When the Mystics attempted to consolidate coach and general manager duties, then-coach Julie Plank balked at replacing her close associate Angela Taylor as GM and was let go. Plank coached two seasons and led the Mystics to the Eastern Conference’s best record in 2010 only to see them swept by the Atlanta Dream in postseason.
Not surprisingly, the two teams mirror their NBA counterparts. The San Antonio Spurs are arguably North America’s most successful professional sports franchise in the period since superstar Tim Duncan arrived in 1997. On the other hand, the NBA Wizards haven’t done much in the past 15 years aside from watching an experiment with Michael Jordan as an aging player backfire. In a faceoff between the two organizations, the high-profile, high-risk Wizards get blown away by the low-key, low-maintenance Spurs.
In that same time period, the Mystics have been addicted to change, in part due to the personal demons that followed Chamique Holdsclaw and Nikki Teasley, Alana Beard’s health and Lindsay Harding and Katie Smith’s reluctance to stick around.
After Friday’s game, the burden of losing struck Snow the hardest. The former Tennessee star had pointed comments, visibly frustrated at all the losing.
“You just want to scream, you want to blow up, you want to fight, whatever it takes to wake everybody up,” Snow said. “Honestly, a change is going to come.
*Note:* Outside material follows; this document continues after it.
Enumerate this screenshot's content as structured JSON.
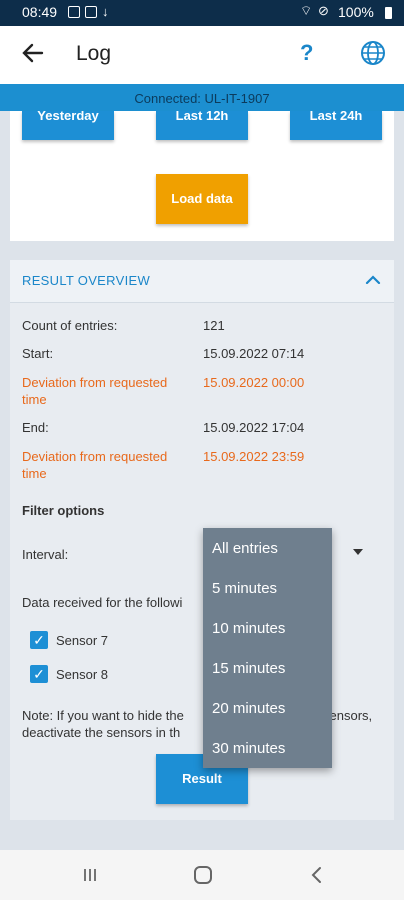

You can be part of that change here or you’ll just be part of that rotation (leaving town). That’s the way any job is.”
In the Silver Stars’ locker room, ice was plentiful, but so was the laughter and contentment. WNBA teams have hit hot streaks before, but the offensive efficiency sets San Antonio apart. In their seven-game run, San Antonio has averaged 88 points a game and made 61 3-pointers, making 40.7% of their attempts. They’ve beaten the conference leaders Minnesota and Los Angeles twice. On Thursday, they overcame an 18-point deficit at Indiana and won by 16. And the compressed schedule didn’t stop them either; they swept a stretch of four games in six days.
So what’s missing with the Silver Stars? As veteran journalist Mel Greenberg mentioned to Hughes, it’s the notoriety that should be due one of the league’s best teams. But all that seems to bypass the San Antonio because they don’t have any familiar names like Parker, Bird or Moore or any London-bound U.S. Olympians. Hammon’s on her way to London, but to represent Russia. Even in Texas, the 40-0 Baylor Bears have the Silver Stars trumped on the hot meter.
“I used to try to figure it out but I’ve seen it happen so much, we don’t even talk about it anymore. What’s important to us is we’re able to develop chemistry, we’re able to bring players along.”
And as they do, the Silver Stars just keep riding that up escalator – as for the Mystics, well, they can only hope that their long-term down cycle earns them a top draft pick next spring, and perhaps a shot at 6-8 franchise-changer Brittney Griner or semi-local 6-5 gunner Elena Delle Donne, or even Notre Dame’s brilliant guard, Skylar Diggins.
For now, though, Washington mimics a long-ago saying about the moribund Washington Senators, the decades-long laughingstock of major league baseball. Washington was, it was said, first in war, first in peace and last in the American League – and sadly, the Mystics are repeating that history.
In the meantime, Hughes and San Antonio will try to make some history this fall, and claim the franchise’s first-ever WNBA title. Right now, at least, there’s simply no better team in the league.
- Sick move by Becky Hammon
- Rookie Interview: Tiffany Hayes of the Atlanta Dream
- Sorting out the WNBA West
- Katie Smith savors her past, looks to a savory future